for example, if brand-awareness is the primary business-goal,
then more clicks without conversions may be the measurable,
permitted, objective -- regardless of conversions.

(b) yes, the best likely course is to ask the client to decide
whether to continue on submitting ads themselves, or have

the marketplace, in this case ebay, advertise on their behalf.

the abuse-of-the-ad-network policies cover websites that offer little unique
value to users and merchants who attempt to gain an unfair advantage in
shopping-campaigns, with respect to both content and physical inventory.

duplicate or similar physical inventory on websites,
duplicate or similar physical inventory submitted as
shopping-ads, and duplicate or similar site content,
may all be considered with respect to the merchant
who owns the physical inventory.

note that google does not check all the policies all of the time --
any related account, submitted inventory, website, or business,
may be flagged at any time and suspensions can be permanent.

otherwise, the basic choice is more control verses added time and labor.
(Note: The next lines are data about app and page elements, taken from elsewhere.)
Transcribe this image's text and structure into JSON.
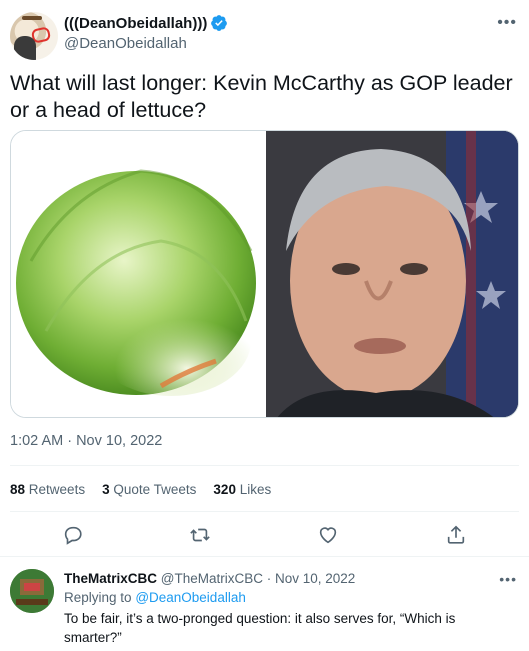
{
  "tweet": {
    "display_name": "(((DeanObeidallah)))",
    "handle": "@DeanObeidallah",
    "more_icon": "more-icon",
    "text": "What will last longer: Kevin McCarthy as GOP leader or a head of lettuce?",
    "timestamp": "1:02 AM · Nov 10, 2022",
    "stats": {
      "retweets_count": "88",
      "retweets_label": "Retweets",
      "quotes_count": "3",
      "quotes_label": "Quote Tweets",
      "likes_count": "320",
      "likes_label": "Likes"
    },
    "actions": [
      "reply-icon",
      "retweet-icon",
      "like-icon",
      "share-icon"
    ]
  },
  "reply": {
    "display_name": "TheMatrixCBC",
    "handle_date": "@TheMatrixCBC · Nov 10, 2022",
    "replying_prefix": "Replying to",
    "replying_to": "@DeanObeidallah",
    "text": "To be fair, it’s a two-pronged question: it also serves for, “Which is smarter?”"
  },
  "colors": {
    "accent": "#1d9bf0",
    "secondary_text": "#536471",
    "border": "#cfd9de"
  }
}
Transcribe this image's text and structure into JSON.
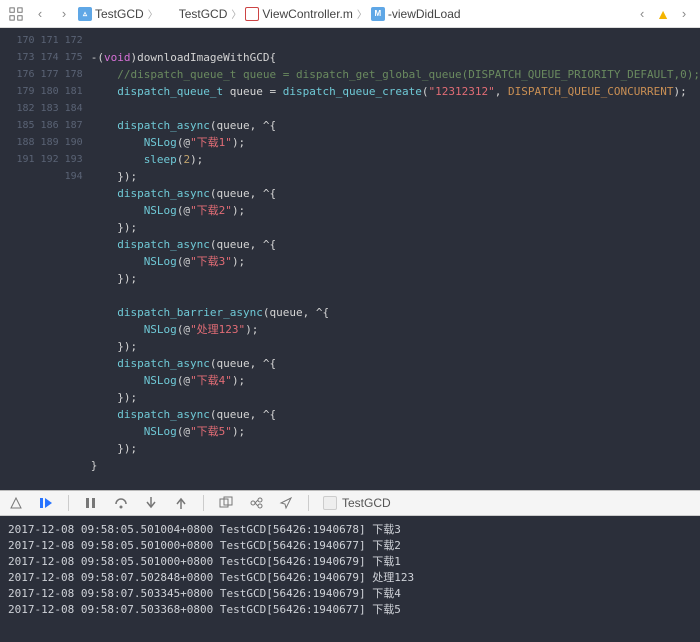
{
  "nav": {
    "crumb1": "TestGCD",
    "crumb2": "TestGCD",
    "crumb3": "ViewController.m",
    "crumb4": "-viewDidLoad"
  },
  "lines": {
    "start": 170,
    "end": 194
  },
  "code": {
    "l170_sig_pre": "-(",
    "l170_void": "void",
    "l170_sig_post": ")",
    "l170_fname": "downloadImageWithGCD",
    "l170_brace": "{",
    "l171_cmt": "//dispatch_queue_t queue = dispatch_get_global_queue(DISPATCH_QUEUE_PRIORITY_DEFAULT,0);",
    "l172_t": "dispatch_queue_t",
    "l172_q": " queue ",
    "l172_eq": "= ",
    "l172_fn": "dispatch_queue_create",
    "l172_p": "(",
    "l172_s": "\"12312312\"",
    "l172_c": ", ",
    "l172_const": "DISPATCH_QUEUE_CONCURRENT",
    "l172_end": ");",
    "async": "dispatch_async",
    "barrier": "dispatch_barrier_async",
    "args": "(queue, ^{",
    "nslog": "NSLog",
    "op_at": "(@",
    "s1": "\"下载1\"",
    "s2": "\"下载2\"",
    "s3": "\"下载3\"",
    "sb": "\"处理123\"",
    "s4": "\"下载4\"",
    "s5": "\"下载5\"",
    "close_log": ");",
    "sleep": "sleep",
    "sleep_arg_open": "(",
    "sleep_num": "2",
    "sleep_arg_close": ");",
    "blk_close": "});",
    "final_brace": "}"
  },
  "debug": {
    "target": "TestGCD"
  },
  "console": {
    "r1": "2017-12-08 09:58:05.501004+0800 TestGCD[56426:1940678] 下载3",
    "r2": "2017-12-08 09:58:05.501000+0800 TestGCD[56426:1940677] 下载2",
    "r3": "2017-12-08 09:58:05.501000+0800 TestGCD[56426:1940679] 下载1",
    "r4": "2017-12-08 09:58:07.502848+0800 TestGCD[56426:1940679] 处理123",
    "r5": "2017-12-08 09:58:07.503345+0800 TestGCD[56426:1940679] 下载4",
    "r6": "2017-12-08 09:58:07.503368+0800 TestGCD[56426:1940677] 下载5"
  }
}
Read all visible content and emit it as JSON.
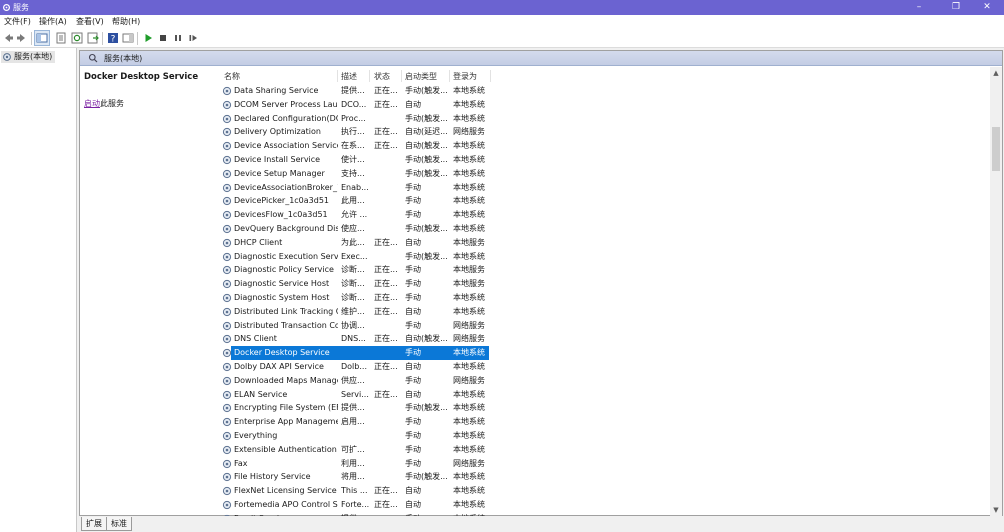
{
  "window": {
    "title": "服务"
  },
  "menu": [
    "文件(F)",
    "操作(A)",
    "查看(V)",
    "帮助(H)"
  ],
  "tree": {
    "node_label": "服务(本地)"
  },
  "header": {
    "title": "服务(本地)"
  },
  "detail": {
    "service_name": "Docker Desktop Service",
    "action_link": "启动",
    "action_suffix": "此服务"
  },
  "columns": [
    "名称",
    "描述",
    "状态",
    "启动类型",
    "登录为"
  ],
  "services": [
    {
      "name": "Data Sharing Service",
      "desc": "提供...",
      "status": "正在...",
      "startup": "手动(触发...",
      "logon": "本地系统"
    },
    {
      "name": "DCOM Server Process Lau...",
      "desc": "DCO...",
      "status": "正在...",
      "startup": "自动",
      "logon": "本地系统"
    },
    {
      "name": "Declared Configuration(DC...",
      "desc": "Proc...",
      "status": "",
      "startup": "手动(触发...",
      "logon": "本地系统"
    },
    {
      "name": "Delivery Optimization",
      "desc": "执行...",
      "status": "正在...",
      "startup": "自动(延迟...",
      "logon": "网络服务"
    },
    {
      "name": "Device Association Service",
      "desc": "在系...",
      "status": "正在...",
      "startup": "自动(触发...",
      "logon": "本地系统"
    },
    {
      "name": "Device Install Service",
      "desc": "使计...",
      "status": "",
      "startup": "手动(触发...",
      "logon": "本地系统"
    },
    {
      "name": "Device Setup Manager",
      "desc": "支持...",
      "status": "",
      "startup": "手动(触发...",
      "logon": "本地系统"
    },
    {
      "name": "DeviceAssociationBroker_1...",
      "desc": "Enab...",
      "status": "",
      "startup": "手动",
      "logon": "本地系统"
    },
    {
      "name": "DevicePicker_1c0a3d51",
      "desc": "此用...",
      "status": "",
      "startup": "手动",
      "logon": "本地系统"
    },
    {
      "name": "DevicesFlow_1c0a3d51",
      "desc": "允许 ...",
      "status": "",
      "startup": "手动",
      "logon": "本地系统"
    },
    {
      "name": "DevQuery Background Dis...",
      "desc": "使应...",
      "status": "",
      "startup": "手动(触发...",
      "logon": "本地系统"
    },
    {
      "name": "DHCP Client",
      "desc": "为此...",
      "status": "正在...",
      "startup": "自动",
      "logon": "本地服务"
    },
    {
      "name": "Diagnostic Execution Service",
      "desc": "Exec...",
      "status": "",
      "startup": "手动(触发...",
      "logon": "本地系统"
    },
    {
      "name": "Diagnostic Policy Service",
      "desc": "诊断...",
      "status": "正在...",
      "startup": "手动",
      "logon": "本地服务"
    },
    {
      "name": "Diagnostic Service Host",
      "desc": "诊断...",
      "status": "正在...",
      "startup": "手动",
      "logon": "本地服务"
    },
    {
      "name": "Diagnostic System Host",
      "desc": "诊断...",
      "status": "正在...",
      "startup": "手动",
      "logon": "本地系统"
    },
    {
      "name": "Distributed Link Tracking C...",
      "desc": "维护...",
      "status": "正在...",
      "startup": "自动",
      "logon": "本地系统"
    },
    {
      "name": "Distributed Transaction Co...",
      "desc": "协调...",
      "status": "",
      "startup": "手动",
      "logon": "网络服务"
    },
    {
      "name": "DNS Client",
      "desc": "DNS...",
      "status": "正在...",
      "startup": "自动(触发...",
      "logon": "网络服务"
    },
    {
      "name": "Docker Desktop Service",
      "desc": "",
      "status": "",
      "startup": "手动",
      "logon": "本地系统",
      "selected": true
    },
    {
      "name": "Dolby DAX API Service",
      "desc": "Dolb...",
      "status": "正在...",
      "startup": "自动",
      "logon": "本地系统"
    },
    {
      "name": "Downloaded Maps Manager",
      "desc": "供应...",
      "status": "",
      "startup": "手动",
      "logon": "网络服务"
    },
    {
      "name": "ELAN Service",
      "desc": "Servi...",
      "status": "正在...",
      "startup": "自动",
      "logon": "本地系统"
    },
    {
      "name": "Encrypting File System (EFS)",
      "desc": "提供...",
      "status": "",
      "startup": "手动(触发...",
      "logon": "本地系统"
    },
    {
      "name": "Enterprise App Manageme...",
      "desc": "启用...",
      "status": "",
      "startup": "手动",
      "logon": "本地系统"
    },
    {
      "name": "Everything",
      "desc": "",
      "status": "",
      "startup": "手动",
      "logon": "本地系统"
    },
    {
      "name": "Extensible Authentication ...",
      "desc": "可扩...",
      "status": "",
      "startup": "手动",
      "logon": "本地系统"
    },
    {
      "name": "Fax",
      "desc": "利用...",
      "status": "",
      "startup": "手动",
      "logon": "网络服务"
    },
    {
      "name": "File History Service",
      "desc": "将用...",
      "status": "",
      "startup": "手动(触发...",
      "logon": "本地系统"
    },
    {
      "name": "FlexNet Licensing Service",
      "desc": "This ...",
      "status": "正在...",
      "startup": "自动",
      "logon": "本地系统"
    },
    {
      "name": "Fortemedia APO Control S...",
      "desc": "Forte...",
      "status": "正在...",
      "startup": "自动",
      "logon": "本地系统"
    },
    {
      "name": "Fraxit Service",
      "desc": "提供...",
      "status": "",
      "startup": "手动",
      "logon": "本地系统"
    }
  ],
  "tabs": [
    "扩展",
    "标准"
  ]
}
(c) consumers may choose higher prices for a variety of factors,
including trust-signals and trust over time, lower shipping-costs,
more shipping-options, customer-friendly return-and-refund policies,
payment-choice, related delivery or customer-satisfaction guarantees,
a reputable social-media social-responsibility or community presence,
popularity, more diverse selections of related or competitive products,
skilled and amiable customer-service, stronger customer-relationships
over time, more detailed or better presented product information, the
user-experience on a website over a wider-range of devices including
checkout-flows, and, of course, better advertising.